On October 4th the awarded features, documentaries and short films of the sixth edition of Malmö Arab Film Festival were announced. Among them, the feature film 3000 Nights by the Palestinian filmmaker Mai Masri was awarded both as the best feature film both by the jury and by the audience.
3000 Nights narrates the story of a young Palestinian schoolteacher, Layal, arrested and falsy sentenced to eight year in an Israeli women’s prison. There, surrounded by Palestinian political prisoners and Israeli inmates, she finds out she’s pregnant and that she will be forced to give birth inside the prison. The film is an intimate journey in her eight years of conviction, but it does not focus solely on that: it narrates on a larger level the resilience of Palestinian women and their commitment to remain relentless and persevere in the face of Israeli subjugation.
This is the first fiction film by Mai Masri, yet, not all of it is fictional and the filmmaker took inspiration from real stories and facts. As she explains in an interview published on Palestine Square, the main inspiration for 3000 Nights came from the true story of a young Palestinian mother who gave birth to her child in an Israeli prison. Also, 3000 Nights is built around several characters and facts that took place in Israeli prisons in the ’80s.
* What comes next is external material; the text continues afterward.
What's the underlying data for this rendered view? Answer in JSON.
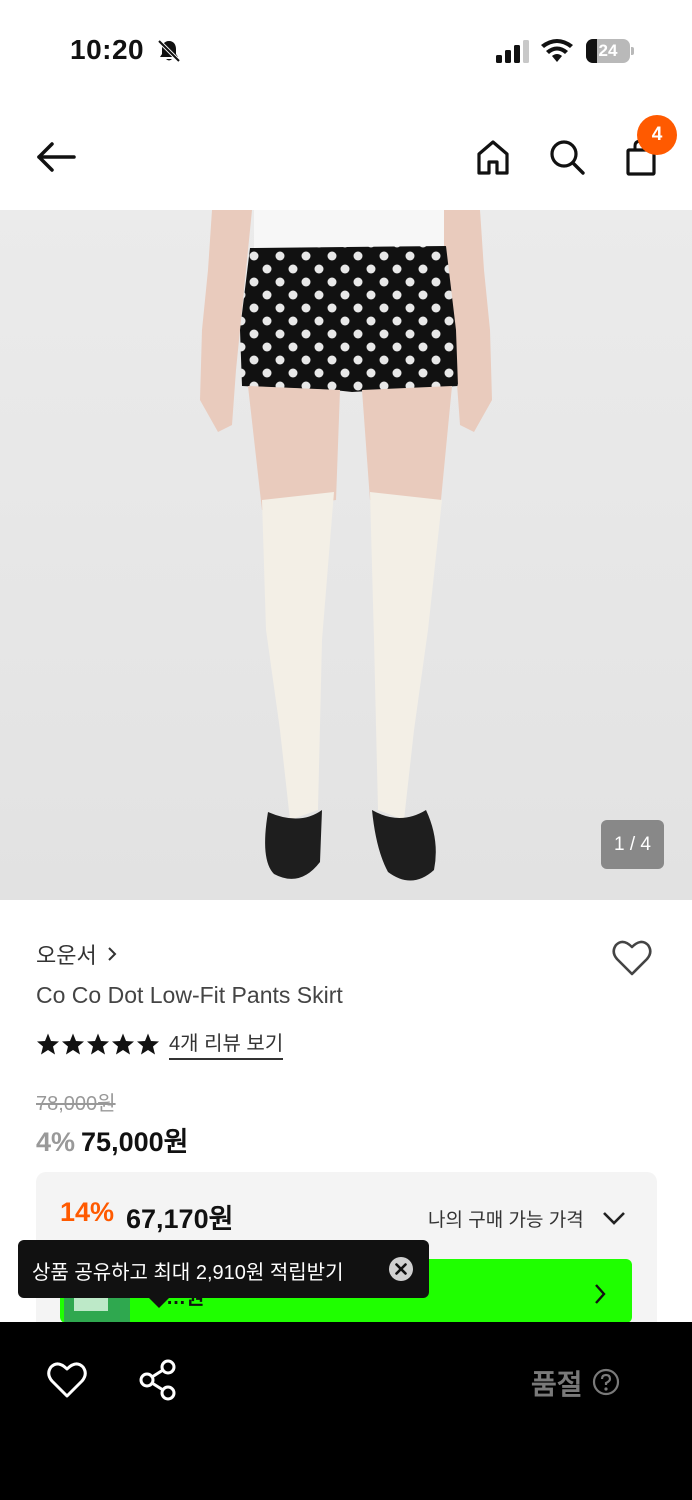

But why an Israeli prison? In Mai Masri’s word, ‘One of the reasons I was drawn to this particular prison is the fact that it contained both Palestinian and Israeli women prisoners as well as women from other nationalities (Arab and Western) who were incarcerated for various acts of solidarity with the Palestinian resistance. I found this a fascinating world to explore’. The characters that populates the prison live at the margins of the Israeli society: Palestinians, of course, but also Mazrahi Israeli women, who suffer from discrimination in their own society. Among these two groups, tensions are common and often triggered by the (predominantly Ashkenazi) prison administration, but rare, meaningful moments of human intercation cut through the conflict and animosity.
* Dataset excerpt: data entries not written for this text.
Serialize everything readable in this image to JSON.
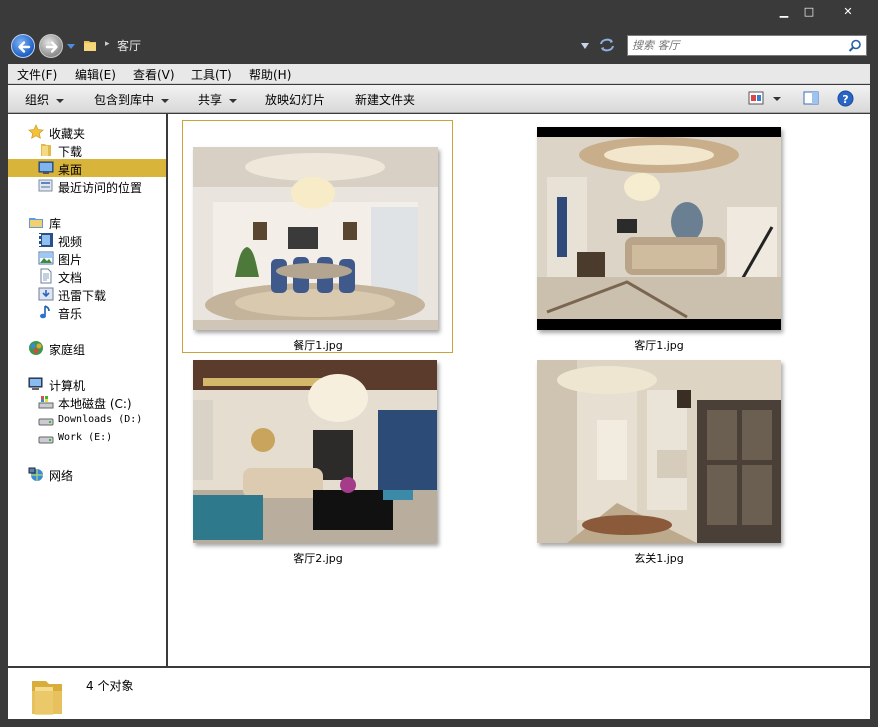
{
  "window": {
    "minimize_glyph": "▁",
    "maximize_glyph": "□",
    "close_glyph": "✕"
  },
  "address": {
    "crumb": "客厅",
    "search_placeholder": "搜索 客厅"
  },
  "menu": [
    "文件(F)",
    "编辑(E)",
    "查看(V)",
    "工具(T)",
    "帮助(H)"
  ],
  "commands": {
    "organize": "组织",
    "include_library": "包含到库中",
    "share": "共享",
    "slideshow": "放映幻灯片",
    "new_folder": "新建文件夹"
  },
  "nav": {
    "favorites": "收藏夹",
    "downloads": "下载",
    "desktop": "桌面",
    "recent": "最近访问的位置",
    "libraries": "库",
    "videos": "视频",
    "pictures": "图片",
    "documents": "文档",
    "xunlei": "迅雷下载",
    "music": "音乐",
    "homegroup": "家庭组",
    "computer": "计算机",
    "drive_c": "本地磁盘 (C:)",
    "drive_d": "Downloads (D:)",
    "drive_e": "Work (E:)",
    "network": "网络"
  },
  "files": [
    {
      "name": "餐厅1.jpg",
      "selected": true
    },
    {
      "name": "客厅1.jpg",
      "selected": false
    },
    {
      "name": "客厅2.jpg",
      "selected": false
    },
    {
      "name": "玄关1.jpg",
      "selected": false
    }
  ],
  "status": {
    "count_text": "4 个对象"
  },
  "colors": {
    "selection_accent": "#d8b43a",
    "window_frame": "#3a3a3a"
  }
}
On another level, the prison is a crucial theme for the lives of many Palestinians and it can be seen as a metaphor of life in Palestine: ‘Prison is profoundly felt by Palestinians not only on a physical level, but also on a psychological level. Confinement, boundaries, and walls are part of their everyday lives. A flagrant example is Gaza, which is considered the largest open-air prison in the world’, explains Mai Masri.
The film has been very well received by both the critics and the public, and the award it was given at MAFF #6 can only confirm the beauty of the film and the importamnce of its messages.
For the full list of film awarded at the MAFF #6 visit maffswe.com